Systemic hypotension is commonly observed in association with the administration of protamine after cardiopulmonary bypass. Previous studies have not conclusively demonstrated whether protamine induces its effect by altering myocardial performance or by changing systemic vascular resistance (SVR) or both. To elucidate the hemodynamic effects of protamine sulfate administration (150 mg/m2 body surface area), we studied 22 patients following cardiopulmonary bypass. In Group I (N = 8) protamine was infused over 30 seconds and while in Group II (N = 8), over 60 seconds. Group III (N = 6) received calcium chloride (20 mg/kg) prior to protamine administration. The hemodynamic response was assessed by continuous recording of myocardial contractile element velocity (maximal value-Vpm), aortic blood flow, systemic and pulmonary arterial and right atrial pressures, and electrocardiogram. A significant (p < 0.05) decrease in the systolic, diastolic and mean blood pressure was observed in all groups. A significant increase in cardiac index and a significant decrease in SVR was observed in all groups. A small depression in Vpm was detected in those patients who experienced an mean blood pressure fall greater than 10 mm Hg. Heart rate and left ventricular end-diastolic pressure (LVEDP) did not change significantly. The response to protamine sulfate among the three groups was similar. These results demonstrate that protamine-induced hypotension is primarily the result of peripheral vasodilatation only partially compensated by an increase in cardiac index. In some patients, these changes were associated with a small decline in myocardial contractile state.
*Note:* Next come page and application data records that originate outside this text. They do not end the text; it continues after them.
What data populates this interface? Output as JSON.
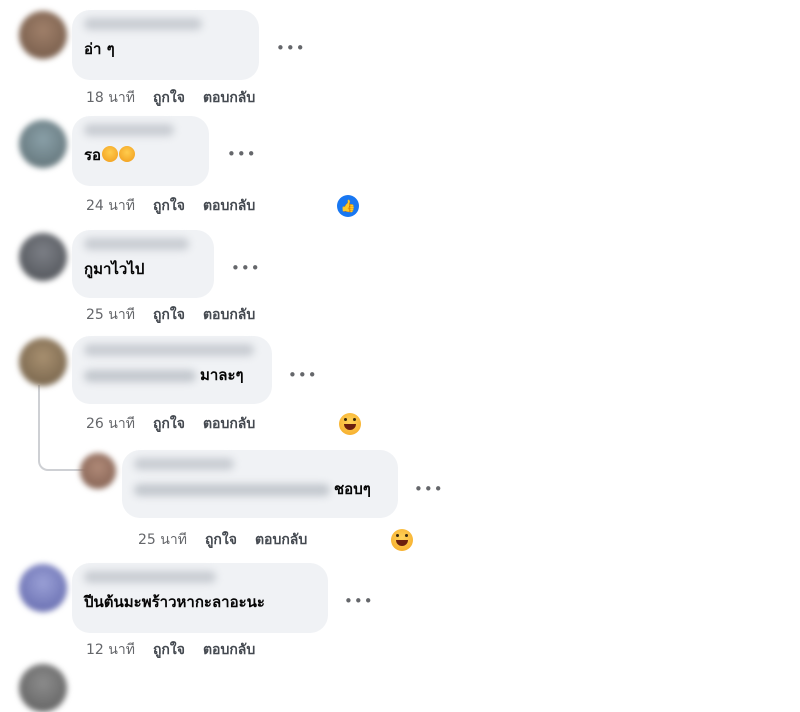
{
  "comments": [
    {
      "text": "อ่า ๆ",
      "time": "18 นาที",
      "like": "ถูกใจ",
      "reply": "ตอบกลับ"
    },
    {
      "text": "รอ",
      "time": "24 นาที",
      "like": "ถูกใจ",
      "reply": "ตอบกลับ",
      "reaction": "like-icon"
    },
    {
      "text": "กูมาไวไป",
      "time": "25 นาที",
      "like": "ถูกใจ",
      "reply": "ตอบกลับ"
    },
    {
      "text": "มาละๆ",
      "time": "26 นาที",
      "like": "ถูกใจ",
      "reply": "ตอบกลับ",
      "reaction": "grinning-face-icon"
    },
    {
      "text": "ชอบๆ",
      "time": "25 นาที",
      "like": "ถูกใจ",
      "reply": "ตอบกลับ",
      "reaction": "grinning-face-icon"
    },
    {
      "text": "ปีนต้นมะพร้าวหากะลาอะนะ",
      "time": "12 นาที",
      "like": "ถูกใจ",
      "reply": "ตอบกลับ"
    }
  ],
  "more_glyph": "•••",
  "colors": {
    "bubble": "#f0f2f5",
    "meta": "#65676b",
    "like_blue": "#1877f2"
  }
}
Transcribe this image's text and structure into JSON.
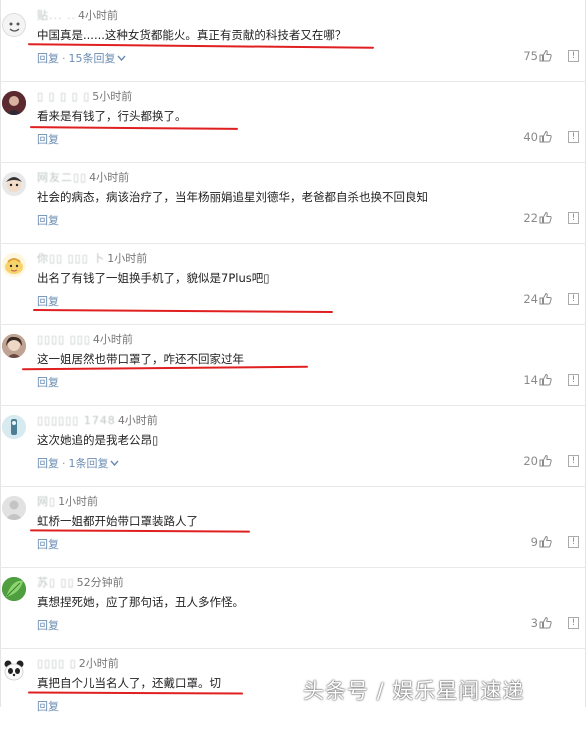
{
  "comments": [
    {
      "user": "贴... ..",
      "time": "4小时前",
      "text": "中国真是......这种女货都能火。真正有贡献的科技者又在哪？",
      "reply": "回复",
      "replies": "15条回复",
      "likes": "75"
    },
    {
      "user": "▯ ▯ ▯ ▯ ▯",
      "time": "5小时前",
      "text": "看来是有钱了，行头都换了。",
      "reply": "回复",
      "replies": "",
      "likes": "40"
    },
    {
      "user": "网友二▯▯",
      "time": "4小时前",
      "text": "社会的病态，病该治疗了，当年杨丽娟追星刘德华，老爸都自杀也换不回良知",
      "reply": "回复",
      "replies": "",
      "likes": "22"
    },
    {
      "user": "你▯▯ ▯▯▯ 卜",
      "time": "1小时前",
      "text": "出名了有钱了一姐换手机了，貌似是7Plus吧▯",
      "reply": "回复",
      "replies": "",
      "likes": "24"
    },
    {
      "user": "▯▯▯▯ ▯▯▯",
      "time": "4小时前",
      "text": "这一姐居然也带口罩了，咋还不回家过年",
      "reply": "回复",
      "replies": "",
      "likes": "14"
    },
    {
      "user": "▯▯▯▯▯▯ 1748",
      "time": "4小时前",
      "text": "这次她追的是我老公昂▯",
      "reply": "回复",
      "replies": "1条回复",
      "likes": "20"
    },
    {
      "user": "网▯",
      "time": "1小时前",
      "text": "虹桥一姐都开始带口罩装路人了",
      "reply": "回复",
      "replies": "",
      "likes": "9"
    },
    {
      "user": "苏▯ ▯▯",
      "time": "52分钟前",
      "text": "真想捏死她，应了那句话，丑人多作怪。",
      "reply": "回复",
      "replies": "",
      "likes": "3"
    },
    {
      "user": "▯▯▯▯ ▯",
      "time": "2小时前",
      "text": "真把自个儿当名人了，还戴口罩。切",
      "reply": "回复",
      "replies": "",
      "likes": "3"
    }
  ],
  "icons": {
    "like": "thumbs-up-icon",
    "report": "report-icon",
    "chevron": "chevron-down-icon"
  },
  "colors": {
    "link": "#6b8db3",
    "highlight": "#e02020"
  },
  "watermark": "头条号 / 娱乐星闻速递"
}
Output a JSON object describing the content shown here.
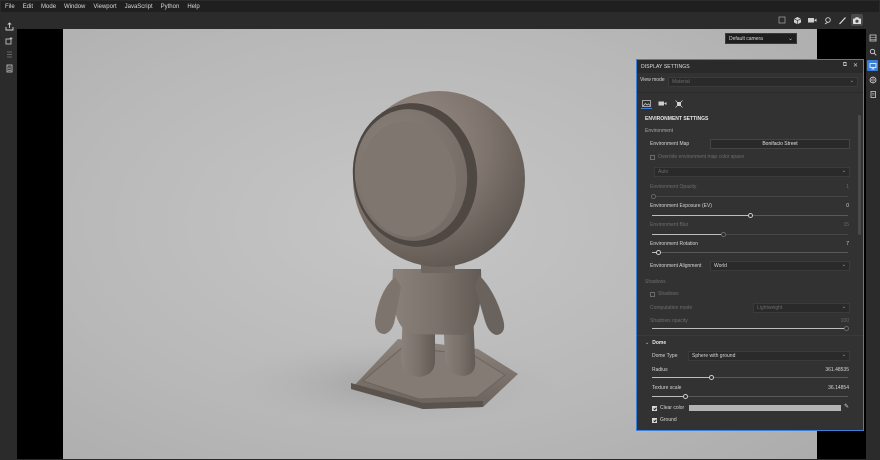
{
  "menu": [
    "File",
    "Edit",
    "Mode",
    "Window",
    "Viewport",
    "JavaScript",
    "Python",
    "Help"
  ],
  "viewport": {
    "camera_select": "Default camera"
  },
  "panel": {
    "title": "DISPLAY SETTINGS",
    "view_mode_label": "View mode",
    "view_mode_value": "Material",
    "section_title": "ENVIRONMENT SETTINGS",
    "environment_label": "Environment",
    "env_map_label": "Environment Map",
    "env_map_value": "Bonifacio Street",
    "override_label": "Override environment map color space",
    "color_space_value": "Auto",
    "env_opacity_label": "Environment Opacity",
    "env_opacity_value": "1",
    "env_opacity_fraction": 0.0,
    "env_exposure_label": "Environment Exposure (EV)",
    "env_exposure_value": "0",
    "env_exposure_fraction": 0.5,
    "env_blur_label": "Environment Blur",
    "env_blur_value": "15",
    "env_blur_fraction": 0.36,
    "env_rotation_label": "Environment Rotation",
    "env_rotation_value": "7",
    "env_rotation_fraction": 0.03,
    "env_alignment_label": "Environment Alignment",
    "env_alignment_value": "World",
    "shadows_title": "Shadows",
    "shadows_check_label": "Shadows",
    "computation_mode_label": "Computation mode",
    "computation_mode_value": "Lightweight",
    "shadows_opacity_label": "Shadows opacity",
    "shadows_opacity_value": "100",
    "shadows_opacity_fraction": 1.0,
    "dome_title": "Dome",
    "dome_type_label": "Dome Type",
    "dome_type_value": "Sphere with ground",
    "radius_label": "Radius",
    "radius_value": "361.48535",
    "radius_fraction": 0.3,
    "texture_scale_label": "Texture scale",
    "texture_scale_value": "36.14854",
    "texture_scale_fraction": 0.17,
    "clear_color_label": "Clear color",
    "ground_label": "Ground"
  }
}
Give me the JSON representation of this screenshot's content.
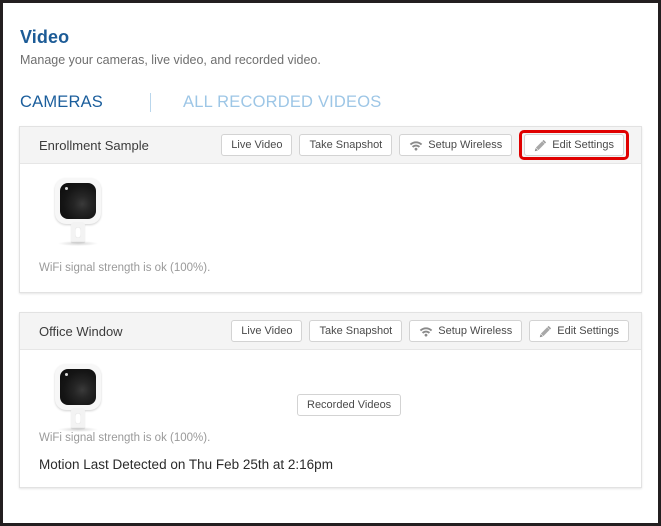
{
  "header": {
    "title": "Video",
    "subtitle": "Manage your cameras, live video, and recorded video."
  },
  "tabs": [
    {
      "label": "CAMERAS",
      "active": true
    },
    {
      "label": "ALL RECORDED VIDEOS",
      "active": false
    }
  ],
  "colors": {
    "title_blue": "#1c5b96",
    "tab_active": "#1b5e9c",
    "tab_inactive": "#9dc6e6",
    "highlight_red": "#e00000",
    "card_header_bg": "#f4f4f4",
    "button_border": "#d3d3d3"
  },
  "cards": [
    {
      "name": "Enrollment Sample",
      "buttons": [
        {
          "label": "Live Video",
          "icon": null
        },
        {
          "label": "Take Snapshot",
          "icon": null
        },
        {
          "label": "Setup Wireless",
          "icon": "wifi-icon"
        },
        {
          "label": "Edit Settings",
          "icon": "pencil-icon",
          "highlighted": true
        }
      ],
      "body_button": null,
      "wifi_status": "WiFi signal strength is ok (100%).",
      "motion_status": null,
      "camera_icon": "camera-thumbnail"
    },
    {
      "name": "Office Window",
      "buttons": [
        {
          "label": "Live Video",
          "icon": null
        },
        {
          "label": "Take Snapshot",
          "icon": null
        },
        {
          "label": "Setup Wireless",
          "icon": "wifi-icon"
        },
        {
          "label": "Edit Settings",
          "icon": "pencil-icon",
          "highlighted": false
        }
      ],
      "body_button": {
        "label": "Recorded Videos"
      },
      "wifi_status": "WiFi signal strength is ok (100%).",
      "motion_status": "Motion Last Detected on Thu Feb 25th at 2:16pm",
      "camera_icon": "camera-thumbnail"
    }
  ]
}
Hemodynamic changes were transient (less than 3 to 4 minutes), unrelated to the rate of administration, and not prevented by preinjection of calcium chloride.
|Original language||English (US)|
|Number of pages||10|
|Journal||Journal of Thoracic and Cardiovascular Surgery|
|State||Published - 1982|
ASJC Scopus subject areas
- Cardiology and Cardiovascular Medicine